Traditionally, there are only three seasons – summer, winter and the rainy season. During rainy season, Chaturmas is observed as a period of mind, body and soul purification.

Whenever there is a change in season, the body needs an adaptation time to change behavior, lifestyle, diet and other daily routine. In our Shastras, this change–over period was designated as a time to purify and detoxify mind, body and soul and eat less carbohydrates cereals and taking a Satvik diet. The Shastras named this term as Nav Ratras.

The two Nav Ratras (Ramnavami Navratras and Dusshehra Navratras), therefore, come at the onset of summer and winter and are the designated nine days for detoxification of mind, body and soul. During this period, a person is supposed to lead a Satvik lifestyle which involves Satvik diet, Satvik behavior and Satvik thoughts. The Satvik diet means eating less, once in a day and avoiding carbohydrate–based cereals. One can eat non–carbohydrate flour – Kuttu ka atta or singhare ka aata etc. which are flower–based and not cereal based.

In Navratra puja, there is a ritual of worshipping wheat grass or barley grass. Wheat and barley grass juice are both known blood detoxifiers and instead of worshipping them, their juice should be consumed every day during Navratras.

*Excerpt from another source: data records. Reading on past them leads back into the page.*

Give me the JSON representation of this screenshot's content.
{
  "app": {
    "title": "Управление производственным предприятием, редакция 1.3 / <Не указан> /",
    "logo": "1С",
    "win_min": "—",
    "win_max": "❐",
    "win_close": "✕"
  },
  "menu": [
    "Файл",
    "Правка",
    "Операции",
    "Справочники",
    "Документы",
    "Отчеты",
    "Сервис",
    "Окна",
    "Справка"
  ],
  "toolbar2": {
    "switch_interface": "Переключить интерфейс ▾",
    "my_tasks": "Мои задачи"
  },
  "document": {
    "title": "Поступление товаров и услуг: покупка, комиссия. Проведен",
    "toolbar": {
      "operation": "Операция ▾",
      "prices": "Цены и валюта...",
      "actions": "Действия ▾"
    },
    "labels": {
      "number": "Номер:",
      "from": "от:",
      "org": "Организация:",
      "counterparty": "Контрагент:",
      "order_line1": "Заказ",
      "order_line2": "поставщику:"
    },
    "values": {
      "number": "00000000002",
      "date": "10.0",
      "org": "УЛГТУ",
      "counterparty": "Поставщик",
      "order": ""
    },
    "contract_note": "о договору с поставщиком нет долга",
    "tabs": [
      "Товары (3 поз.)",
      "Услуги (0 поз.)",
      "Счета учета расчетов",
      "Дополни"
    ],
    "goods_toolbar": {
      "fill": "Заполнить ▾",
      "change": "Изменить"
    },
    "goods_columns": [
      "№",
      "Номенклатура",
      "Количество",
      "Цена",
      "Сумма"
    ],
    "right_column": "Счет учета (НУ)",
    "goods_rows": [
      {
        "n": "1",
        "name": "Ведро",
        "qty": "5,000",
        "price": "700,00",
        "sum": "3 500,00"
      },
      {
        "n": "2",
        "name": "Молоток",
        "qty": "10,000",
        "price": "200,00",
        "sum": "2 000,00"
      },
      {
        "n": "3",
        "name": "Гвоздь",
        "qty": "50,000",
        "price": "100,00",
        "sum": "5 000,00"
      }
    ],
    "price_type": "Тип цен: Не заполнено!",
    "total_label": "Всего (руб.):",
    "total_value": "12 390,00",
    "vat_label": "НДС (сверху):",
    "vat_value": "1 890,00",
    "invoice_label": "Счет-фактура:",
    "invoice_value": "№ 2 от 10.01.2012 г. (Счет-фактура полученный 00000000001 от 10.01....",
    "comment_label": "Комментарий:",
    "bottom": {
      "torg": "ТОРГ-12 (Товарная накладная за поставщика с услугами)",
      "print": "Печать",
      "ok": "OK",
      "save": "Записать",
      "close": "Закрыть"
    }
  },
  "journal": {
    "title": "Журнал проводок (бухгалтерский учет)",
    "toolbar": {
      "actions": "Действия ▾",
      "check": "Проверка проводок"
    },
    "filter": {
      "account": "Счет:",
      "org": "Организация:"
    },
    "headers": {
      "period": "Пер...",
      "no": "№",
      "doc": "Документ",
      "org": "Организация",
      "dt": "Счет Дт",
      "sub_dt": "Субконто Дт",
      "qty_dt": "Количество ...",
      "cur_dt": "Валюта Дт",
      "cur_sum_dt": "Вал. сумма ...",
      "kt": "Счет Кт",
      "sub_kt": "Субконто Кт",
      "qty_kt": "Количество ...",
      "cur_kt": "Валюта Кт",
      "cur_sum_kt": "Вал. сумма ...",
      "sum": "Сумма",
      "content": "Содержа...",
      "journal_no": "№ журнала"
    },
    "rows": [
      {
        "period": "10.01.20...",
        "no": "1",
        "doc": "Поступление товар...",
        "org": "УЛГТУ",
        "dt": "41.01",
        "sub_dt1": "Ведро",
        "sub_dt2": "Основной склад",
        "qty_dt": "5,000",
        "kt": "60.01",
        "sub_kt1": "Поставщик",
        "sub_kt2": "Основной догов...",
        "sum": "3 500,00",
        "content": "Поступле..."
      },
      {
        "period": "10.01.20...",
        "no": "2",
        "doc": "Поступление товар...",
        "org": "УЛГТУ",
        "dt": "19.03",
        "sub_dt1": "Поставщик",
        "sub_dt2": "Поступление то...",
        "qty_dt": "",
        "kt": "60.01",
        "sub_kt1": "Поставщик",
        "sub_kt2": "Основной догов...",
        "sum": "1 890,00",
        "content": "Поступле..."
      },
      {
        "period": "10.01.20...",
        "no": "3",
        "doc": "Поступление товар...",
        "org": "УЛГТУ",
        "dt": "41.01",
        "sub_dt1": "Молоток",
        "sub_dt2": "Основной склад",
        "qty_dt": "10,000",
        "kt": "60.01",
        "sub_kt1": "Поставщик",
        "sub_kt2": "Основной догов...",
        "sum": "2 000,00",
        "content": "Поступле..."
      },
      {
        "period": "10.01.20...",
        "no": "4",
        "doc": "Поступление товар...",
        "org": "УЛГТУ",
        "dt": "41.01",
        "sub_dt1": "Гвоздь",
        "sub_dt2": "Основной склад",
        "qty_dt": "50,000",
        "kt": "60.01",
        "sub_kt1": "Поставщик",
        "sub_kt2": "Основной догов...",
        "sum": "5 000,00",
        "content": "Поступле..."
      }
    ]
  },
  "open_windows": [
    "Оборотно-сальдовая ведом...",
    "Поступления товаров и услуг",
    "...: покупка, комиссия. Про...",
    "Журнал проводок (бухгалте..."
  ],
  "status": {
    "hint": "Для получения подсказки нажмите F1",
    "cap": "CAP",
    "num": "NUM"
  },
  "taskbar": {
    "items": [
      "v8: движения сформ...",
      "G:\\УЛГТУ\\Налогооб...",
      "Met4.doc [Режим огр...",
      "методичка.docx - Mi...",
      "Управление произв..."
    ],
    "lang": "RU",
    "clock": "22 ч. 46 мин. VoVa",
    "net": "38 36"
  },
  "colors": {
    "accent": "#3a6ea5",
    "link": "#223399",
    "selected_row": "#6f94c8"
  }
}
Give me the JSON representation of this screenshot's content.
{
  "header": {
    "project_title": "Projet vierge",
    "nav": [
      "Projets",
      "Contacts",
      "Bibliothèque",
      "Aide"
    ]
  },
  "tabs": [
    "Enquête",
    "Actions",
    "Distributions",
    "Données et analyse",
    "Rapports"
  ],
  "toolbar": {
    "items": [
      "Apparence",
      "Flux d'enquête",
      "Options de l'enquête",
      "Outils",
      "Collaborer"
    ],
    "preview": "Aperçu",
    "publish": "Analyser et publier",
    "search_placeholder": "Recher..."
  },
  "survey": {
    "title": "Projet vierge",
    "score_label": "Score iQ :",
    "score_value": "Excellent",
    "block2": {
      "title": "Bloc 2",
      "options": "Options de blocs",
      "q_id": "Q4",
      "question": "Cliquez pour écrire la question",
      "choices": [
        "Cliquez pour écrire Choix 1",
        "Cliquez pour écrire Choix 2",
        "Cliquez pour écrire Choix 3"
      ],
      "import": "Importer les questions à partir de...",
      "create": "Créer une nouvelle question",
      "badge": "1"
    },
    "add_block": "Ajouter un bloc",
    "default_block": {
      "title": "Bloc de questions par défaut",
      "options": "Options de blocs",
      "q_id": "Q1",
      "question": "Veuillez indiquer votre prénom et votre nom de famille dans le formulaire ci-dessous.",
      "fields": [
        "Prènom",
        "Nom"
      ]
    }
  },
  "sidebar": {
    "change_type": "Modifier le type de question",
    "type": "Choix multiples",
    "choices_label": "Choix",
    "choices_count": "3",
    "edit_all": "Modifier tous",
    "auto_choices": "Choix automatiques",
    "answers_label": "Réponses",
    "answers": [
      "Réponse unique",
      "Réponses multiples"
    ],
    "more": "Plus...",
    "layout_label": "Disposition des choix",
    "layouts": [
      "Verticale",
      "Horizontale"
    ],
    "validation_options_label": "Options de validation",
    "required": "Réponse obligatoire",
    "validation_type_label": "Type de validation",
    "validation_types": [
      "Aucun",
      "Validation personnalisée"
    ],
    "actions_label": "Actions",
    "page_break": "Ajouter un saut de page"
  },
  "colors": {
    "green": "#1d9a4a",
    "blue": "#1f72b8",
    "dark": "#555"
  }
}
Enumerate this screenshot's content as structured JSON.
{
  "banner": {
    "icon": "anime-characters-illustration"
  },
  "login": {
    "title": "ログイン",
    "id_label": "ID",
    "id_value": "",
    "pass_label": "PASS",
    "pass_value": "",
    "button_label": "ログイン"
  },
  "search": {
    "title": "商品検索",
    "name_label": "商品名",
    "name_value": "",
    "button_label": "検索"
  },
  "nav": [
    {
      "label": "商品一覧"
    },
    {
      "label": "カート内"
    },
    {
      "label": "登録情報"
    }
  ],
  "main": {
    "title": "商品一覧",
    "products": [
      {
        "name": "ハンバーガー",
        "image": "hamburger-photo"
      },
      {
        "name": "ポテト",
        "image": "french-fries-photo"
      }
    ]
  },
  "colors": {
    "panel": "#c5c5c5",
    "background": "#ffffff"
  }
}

Traditionally, Navratras involve pooja of Maa Kaali in the first three days; Maa Lakshmi the next three days and Maa Saraswati in the last three days. Kaali pooja involves restraining the mind from rajsik and tamsik behavior. Lakshmi pooja involves willfully adapting to a Satvik lifestyle including Satvik diet and behavior. Saraswati pooja involves reading and listening to Satvik literature.

The nine days of purification during Navratra are sufficient to build up immunity to cover the next four months. In the rainy season, as the immunity remains low, the entire four months are observed as Chaturmas or the months of purification.

Dr KK Aggarwal
Editor in Chief